Zen Arcade – Hüsker Dü was one of the greatest indie rock/punk bands of the 1980s. Matt of Hi-Fi Adventures takes a look at Zen Arcade, which is often considered their crowning achievement, although in terms of quality, they were amazingly consistent.
Pokémon Stadium – Gaming Omnivore takes a look at the N64 release Pokémon Stadium. It’s definitely one of those “you had to be there” kinds of games because while it’s not impressive now, being able to have your Pokémon battle in 3D was quite a treat back in 2000.
Pokémon 25: Ranking the Generations of Pokémon Games – With eight generations thus far, The Brink of Gaming takes it upon himself to rank each set of games in the mainline Pokémon series from worst to best. The results may be a surprising for longtime fans of the franchise.
Fallout 4 Review: The Confusing One – Fallout is a franchise that has had its ups and downs over the years. The general consensus is that Fallout 4 is where things started really going off the rails, as Alex of Alex’s Review Corner points out.
Just Mercy (2019) – It’s a bit of a shame Just Mercy didn’t get more attention when it came out because it was really good. Mariah of Bizarre Brunette’s take on the film is definitely worth looking into.
Snap Judgements: Year On Edition – A year after entering quarantine, Aether takes a quick look at the various games he’s played.

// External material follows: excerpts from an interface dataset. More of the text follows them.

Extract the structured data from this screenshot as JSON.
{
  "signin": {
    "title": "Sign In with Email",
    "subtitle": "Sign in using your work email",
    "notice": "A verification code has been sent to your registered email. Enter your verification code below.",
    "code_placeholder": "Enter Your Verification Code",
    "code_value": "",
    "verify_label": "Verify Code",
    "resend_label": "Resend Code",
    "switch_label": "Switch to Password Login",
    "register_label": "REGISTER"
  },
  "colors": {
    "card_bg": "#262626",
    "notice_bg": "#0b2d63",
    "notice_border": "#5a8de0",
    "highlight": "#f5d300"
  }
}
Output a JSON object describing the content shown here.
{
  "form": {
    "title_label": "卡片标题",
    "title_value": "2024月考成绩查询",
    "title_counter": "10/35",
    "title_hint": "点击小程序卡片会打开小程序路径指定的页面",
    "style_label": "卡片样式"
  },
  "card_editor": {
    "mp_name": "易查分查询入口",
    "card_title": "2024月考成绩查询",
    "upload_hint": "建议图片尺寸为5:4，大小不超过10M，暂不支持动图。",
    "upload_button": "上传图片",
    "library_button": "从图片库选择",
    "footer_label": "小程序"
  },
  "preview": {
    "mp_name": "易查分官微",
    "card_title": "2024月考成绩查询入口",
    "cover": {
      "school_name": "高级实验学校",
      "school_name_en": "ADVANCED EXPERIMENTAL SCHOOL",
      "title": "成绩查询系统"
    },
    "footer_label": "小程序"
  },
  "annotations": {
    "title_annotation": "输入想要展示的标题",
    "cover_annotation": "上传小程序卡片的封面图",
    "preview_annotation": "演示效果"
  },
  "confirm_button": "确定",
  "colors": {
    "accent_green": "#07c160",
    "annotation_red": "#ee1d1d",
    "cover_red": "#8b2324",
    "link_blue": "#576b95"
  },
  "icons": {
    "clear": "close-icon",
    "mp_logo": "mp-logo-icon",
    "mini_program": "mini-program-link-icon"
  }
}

Between stuff like Chroma Squad and the VR edition of Superhot, it certainly seems like an interesting journey he’s had.
Links to my articles: